→ ASSIGNMENT
Say how many of the lines below include the word "Κύκλος". Only the number should be given.

(Saved entries)
####
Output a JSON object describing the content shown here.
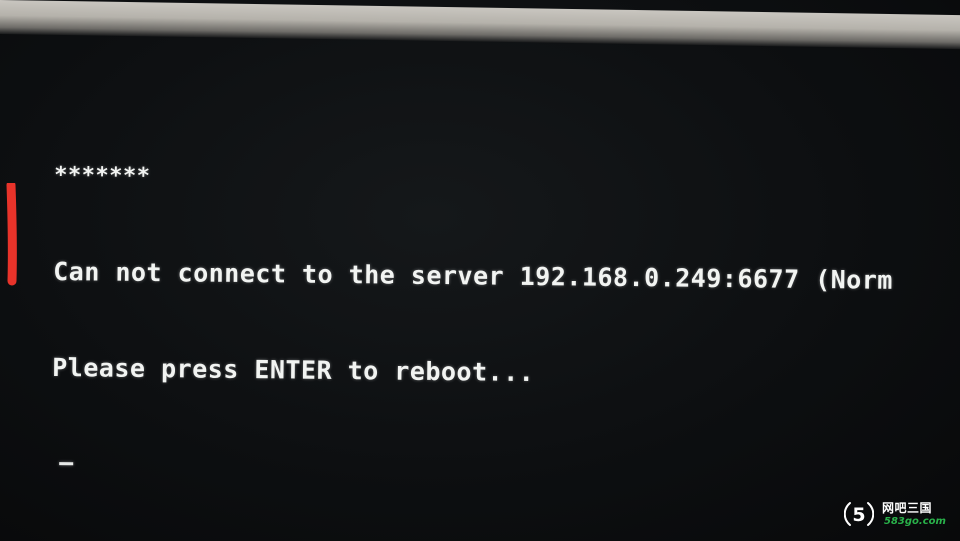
{
  "screen": {
    "stars": "*******",
    "line1": "Can not connect to the server 192.168.0.249:6677 (Norm",
    "line2": "Please press ENTER to reboot...",
    "cursor": "_"
  },
  "annotation": {
    "color": "#e8332a"
  },
  "watermark": {
    "name": "网吧三国",
    "site": "583go.com",
    "badge": "5",
    "site_color": "#29b24a"
  }
}
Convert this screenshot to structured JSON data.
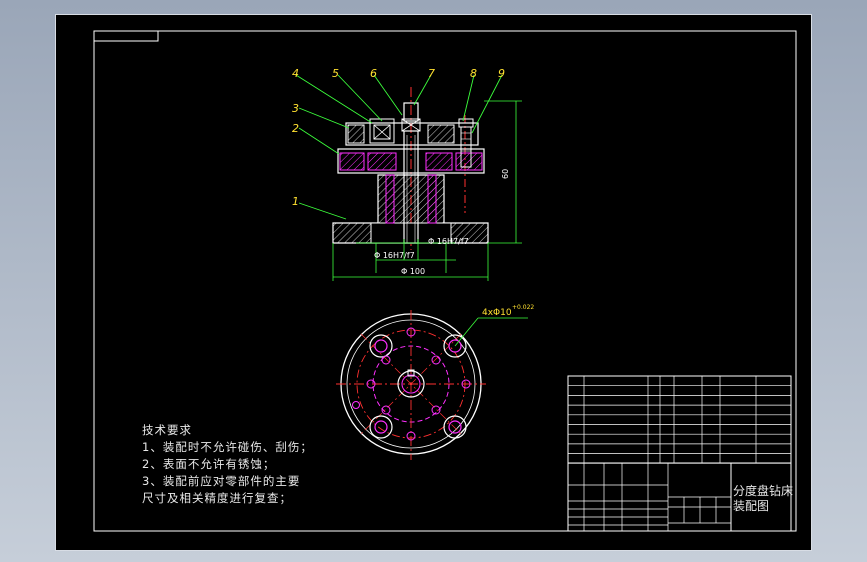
{
  "balloons": [
    "1",
    "2",
    "3",
    "4",
    "5",
    "6",
    "7",
    "8",
    "9"
  ],
  "dimensions": {
    "height": "60",
    "d1": "Φ 16H7/f7",
    "d2": "Φ 16H7/f7",
    "d3": "Φ 100",
    "holes": "4xΦ10",
    "holes_tol": "+0.022"
  },
  "notes": {
    "heading": "技术要求",
    "lines": [
      "1、装配时不允许碰伤、刮伤；",
      "2、表面不允许有锈蚀；",
      "3、装配前应对零部件的主要",
      "尺寸及相关精度进行复查；"
    ]
  },
  "title_block": {
    "name_line1": "分度盘钻床",
    "name_line2": "装配图"
  },
  "colors": {
    "frame": "#ffffff",
    "part": "#ffffff",
    "section": "#ff30ff",
    "center": "#ff3030",
    "dimension": "#3cff3c",
    "balloon": "#ffe030"
  }
}
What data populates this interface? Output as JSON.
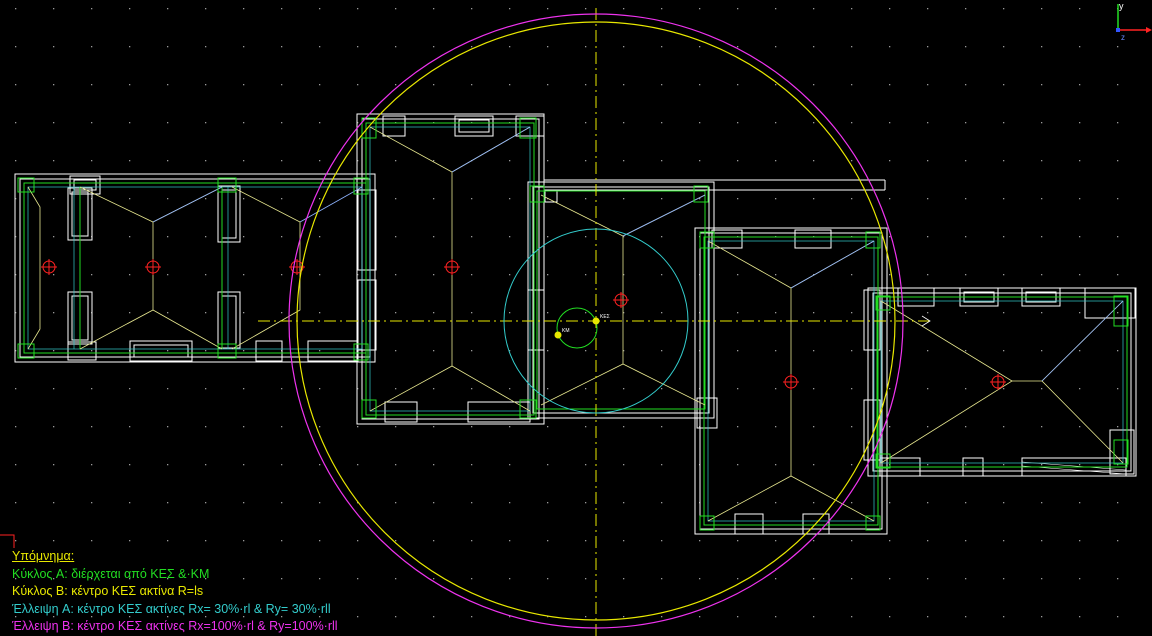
{
  "legend": {
    "title": "Υπόμνημα:",
    "items": [
      {
        "text": "Κύκλος  A: διέρχεται από ΚΕΣ &·KM",
        "color": "#22dd22"
      },
      {
        "text": "Κύκλος  B: κέντρο ΚΕΣ ακτίνα R=ls",
        "color": "#e8e800"
      },
      {
        "text": "Έλλειψη A: κέντρο ΚΕΣ ακτίνες Rx= 30%·rl & Ry= 30%·rll",
        "color": "#33cccc"
      },
      {
        "text": "Έλλειψη B: κέντρο ΚΕΣ ακτίνες Rx=100%·rl & Ry=100%·rll",
        "color": "#ee33ee"
      }
    ],
    "title_color": "#e8e800"
  },
  "drawing_labels": {
    "km": "KM",
    "kes": "ΚΕΣ"
  },
  "ucs": {
    "y_label": "y",
    "z_label": "z"
  },
  "colors": {
    "background": "#000000",
    "grid_dot": "#9a9a9a",
    "wall": "#ffffff",
    "beam_green": "#22dd22",
    "cyan": "#33cccc",
    "yellow": "#e8e800",
    "magenta": "#ee33ee",
    "slab_line": "#e8e890",
    "slab_line_blue": "#8fb4ff",
    "red_marker": "#ff2222"
  }
}
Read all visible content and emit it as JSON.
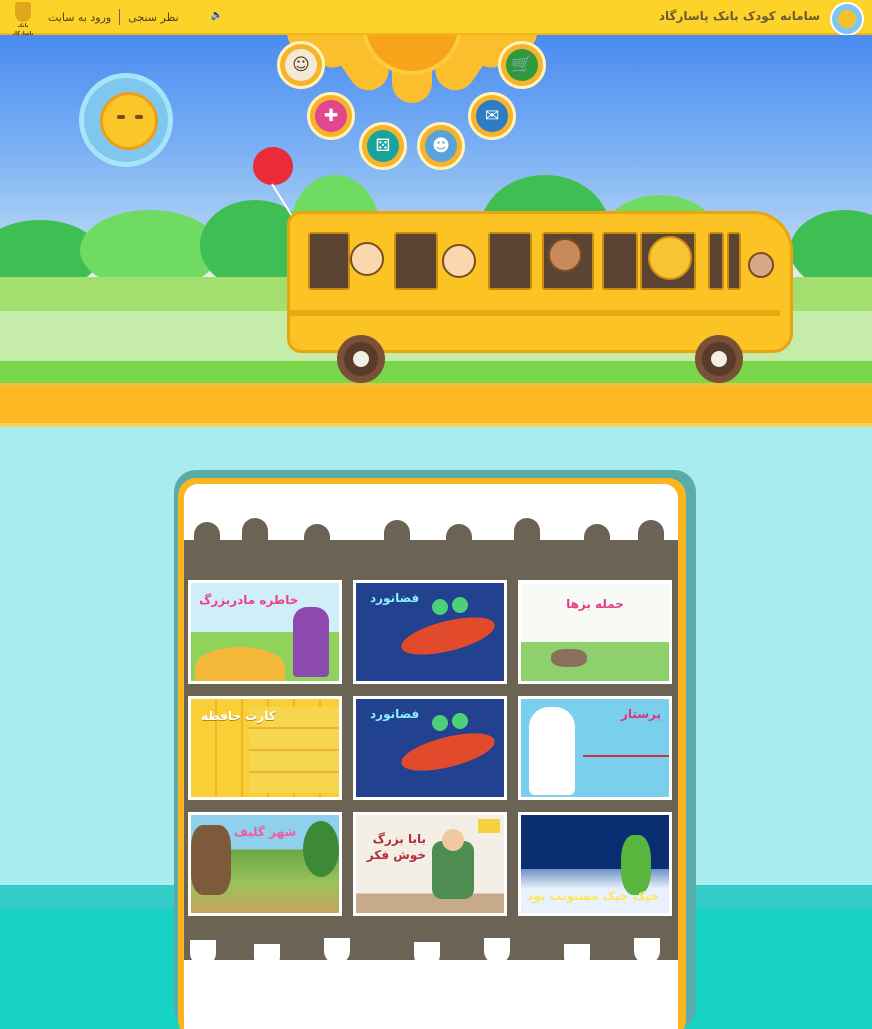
{
  "header": {
    "site_title": "سامانه کودک بانک پاسارگاد",
    "links": [
      "نظر سنجی",
      "ورود به سایت"
    ],
    "bank_caption": "بانک پاسارگاد"
  },
  "sun_menu": {
    "items": [
      "avatar-icon",
      "shopping-cart-icon",
      "gamepad-icon",
      "dice-icon",
      "kid-face-icon",
      "gift-icon"
    ]
  },
  "games": [
    {
      "title": "حمله بزها",
      "bg": "#f4f8f0",
      "color": "#e33e84"
    },
    {
      "title": "فضانورد",
      "bg": "#1f3c88",
      "color": "#8cf0ff"
    },
    {
      "title": "خاطره مادربزرگ",
      "bg": "#8fd8f0",
      "color": "#ef3e85"
    },
    {
      "title": "پرستار",
      "bg": "#7fd3ec",
      "color": "#e4317f"
    },
    {
      "title": "فضانورد",
      "bg": "#1f3c88",
      "color": "#8cf0ff"
    },
    {
      "title": "کارت حافظه",
      "bg": "#f7d437",
      "color": "#ffffff"
    },
    {
      "title": "جیک جیک مستونت بود",
      "bg": "#0e3680",
      "color": "#ffe65c"
    },
    {
      "title": "بابا بزرگ خوش فکر",
      "bg": "#f3efe6",
      "color": "#b42d3a"
    },
    {
      "title": "شهر گلیف",
      "bg": "#5ca3c9",
      "color": "#f05aa0"
    }
  ]
}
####
→ EXERCISE RESPONSE
2